_TASK STATEMENT_: Go through the material and return every line that contains the string "title".

** THE DATA follows **

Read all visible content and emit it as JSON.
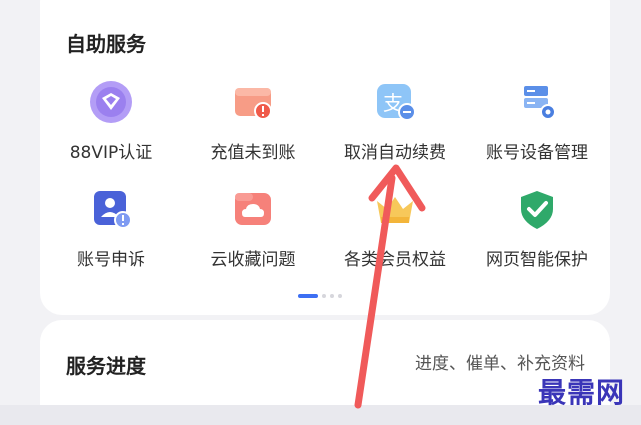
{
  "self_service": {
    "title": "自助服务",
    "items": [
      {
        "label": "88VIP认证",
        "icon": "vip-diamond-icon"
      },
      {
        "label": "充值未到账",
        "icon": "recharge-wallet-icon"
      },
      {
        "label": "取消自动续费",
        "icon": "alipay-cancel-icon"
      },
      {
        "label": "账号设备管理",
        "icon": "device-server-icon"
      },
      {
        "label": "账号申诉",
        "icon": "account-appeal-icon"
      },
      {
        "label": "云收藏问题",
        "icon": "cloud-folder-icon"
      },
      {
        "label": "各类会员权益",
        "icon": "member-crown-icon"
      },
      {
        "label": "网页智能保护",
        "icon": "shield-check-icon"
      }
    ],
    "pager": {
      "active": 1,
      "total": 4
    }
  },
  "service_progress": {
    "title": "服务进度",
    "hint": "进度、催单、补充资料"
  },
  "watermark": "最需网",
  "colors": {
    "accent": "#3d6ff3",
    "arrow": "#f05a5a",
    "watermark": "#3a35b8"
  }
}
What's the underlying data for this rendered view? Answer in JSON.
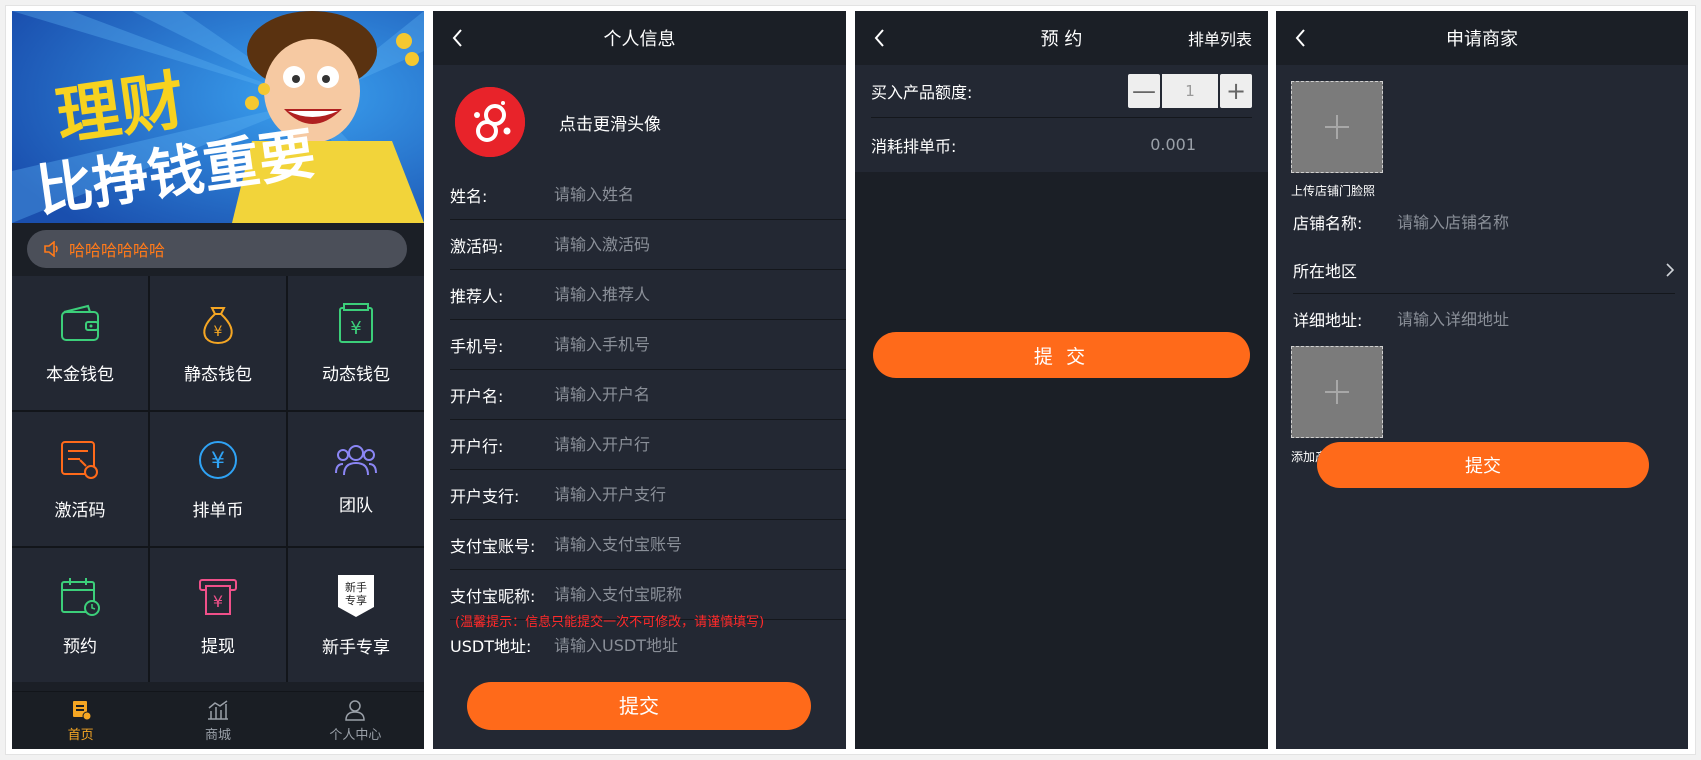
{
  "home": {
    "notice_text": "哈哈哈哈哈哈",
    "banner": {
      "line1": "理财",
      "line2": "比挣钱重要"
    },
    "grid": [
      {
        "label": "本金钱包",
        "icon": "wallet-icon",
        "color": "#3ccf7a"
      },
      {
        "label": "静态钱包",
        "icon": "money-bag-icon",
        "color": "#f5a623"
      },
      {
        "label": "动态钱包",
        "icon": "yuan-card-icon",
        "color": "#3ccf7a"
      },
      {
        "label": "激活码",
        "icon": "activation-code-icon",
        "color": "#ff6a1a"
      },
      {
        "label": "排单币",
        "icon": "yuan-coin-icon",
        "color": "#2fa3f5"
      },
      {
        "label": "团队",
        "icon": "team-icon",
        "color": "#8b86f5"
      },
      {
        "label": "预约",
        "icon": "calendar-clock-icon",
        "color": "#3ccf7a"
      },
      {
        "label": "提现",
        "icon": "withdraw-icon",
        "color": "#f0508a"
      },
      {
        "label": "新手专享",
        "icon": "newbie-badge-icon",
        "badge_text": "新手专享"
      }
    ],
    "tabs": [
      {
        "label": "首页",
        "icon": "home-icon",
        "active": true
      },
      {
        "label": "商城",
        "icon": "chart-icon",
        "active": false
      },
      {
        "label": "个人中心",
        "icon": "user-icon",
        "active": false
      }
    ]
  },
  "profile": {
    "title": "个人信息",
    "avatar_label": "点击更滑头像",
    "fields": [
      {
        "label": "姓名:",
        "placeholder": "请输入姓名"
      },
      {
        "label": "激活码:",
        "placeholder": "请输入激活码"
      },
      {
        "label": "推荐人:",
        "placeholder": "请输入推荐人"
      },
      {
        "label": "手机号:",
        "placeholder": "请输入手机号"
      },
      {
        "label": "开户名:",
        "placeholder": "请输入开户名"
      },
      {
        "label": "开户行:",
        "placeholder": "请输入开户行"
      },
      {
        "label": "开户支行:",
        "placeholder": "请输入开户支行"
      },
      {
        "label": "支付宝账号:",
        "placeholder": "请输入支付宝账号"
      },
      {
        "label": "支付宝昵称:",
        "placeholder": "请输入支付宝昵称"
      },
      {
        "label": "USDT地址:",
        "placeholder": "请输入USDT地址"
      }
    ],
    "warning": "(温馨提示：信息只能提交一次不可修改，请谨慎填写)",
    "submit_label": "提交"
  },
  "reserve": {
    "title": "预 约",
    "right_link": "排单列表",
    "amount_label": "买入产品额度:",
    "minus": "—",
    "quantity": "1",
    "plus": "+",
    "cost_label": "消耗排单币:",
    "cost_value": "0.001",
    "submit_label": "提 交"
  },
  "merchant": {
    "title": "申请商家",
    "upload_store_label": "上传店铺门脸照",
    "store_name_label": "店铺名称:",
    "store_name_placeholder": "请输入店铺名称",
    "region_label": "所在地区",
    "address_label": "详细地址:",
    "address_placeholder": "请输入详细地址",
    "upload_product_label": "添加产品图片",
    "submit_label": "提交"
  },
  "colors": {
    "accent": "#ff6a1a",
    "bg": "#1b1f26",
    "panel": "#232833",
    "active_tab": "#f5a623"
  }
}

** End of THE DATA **
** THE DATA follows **

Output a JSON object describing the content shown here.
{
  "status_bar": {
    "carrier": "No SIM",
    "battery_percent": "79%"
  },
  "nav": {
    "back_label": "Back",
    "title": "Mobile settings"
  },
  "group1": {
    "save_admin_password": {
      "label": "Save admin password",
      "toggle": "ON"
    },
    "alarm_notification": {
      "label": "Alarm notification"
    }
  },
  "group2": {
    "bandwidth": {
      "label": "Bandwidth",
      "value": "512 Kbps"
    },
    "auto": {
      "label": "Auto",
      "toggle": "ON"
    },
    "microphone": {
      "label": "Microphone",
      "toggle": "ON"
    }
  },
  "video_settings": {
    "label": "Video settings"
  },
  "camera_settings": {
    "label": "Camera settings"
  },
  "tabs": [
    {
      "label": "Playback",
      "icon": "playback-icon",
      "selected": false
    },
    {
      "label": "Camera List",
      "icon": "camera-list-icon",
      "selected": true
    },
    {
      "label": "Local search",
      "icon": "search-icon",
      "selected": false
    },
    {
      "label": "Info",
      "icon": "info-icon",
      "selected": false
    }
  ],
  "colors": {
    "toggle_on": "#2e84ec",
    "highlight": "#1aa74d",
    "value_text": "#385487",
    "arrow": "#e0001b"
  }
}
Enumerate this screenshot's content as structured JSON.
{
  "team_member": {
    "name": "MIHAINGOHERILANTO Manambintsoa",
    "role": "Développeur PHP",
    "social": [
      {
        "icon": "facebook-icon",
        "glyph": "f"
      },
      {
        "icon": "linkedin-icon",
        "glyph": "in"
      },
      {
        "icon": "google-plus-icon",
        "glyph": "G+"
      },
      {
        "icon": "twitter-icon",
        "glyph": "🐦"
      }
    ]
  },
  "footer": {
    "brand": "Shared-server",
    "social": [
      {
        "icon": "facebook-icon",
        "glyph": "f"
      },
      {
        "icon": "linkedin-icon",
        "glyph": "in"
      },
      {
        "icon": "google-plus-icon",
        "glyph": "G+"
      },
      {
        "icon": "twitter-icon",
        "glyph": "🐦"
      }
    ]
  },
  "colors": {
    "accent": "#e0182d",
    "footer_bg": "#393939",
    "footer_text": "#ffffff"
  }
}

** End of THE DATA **

_RESULT OF THE TASK_:
    "title": "自助服务",
    "title": "服务进度",
    "title": "个人信息",
    "title": "预 约",
    "title": "申请商家",
    "title": "Mobile settings"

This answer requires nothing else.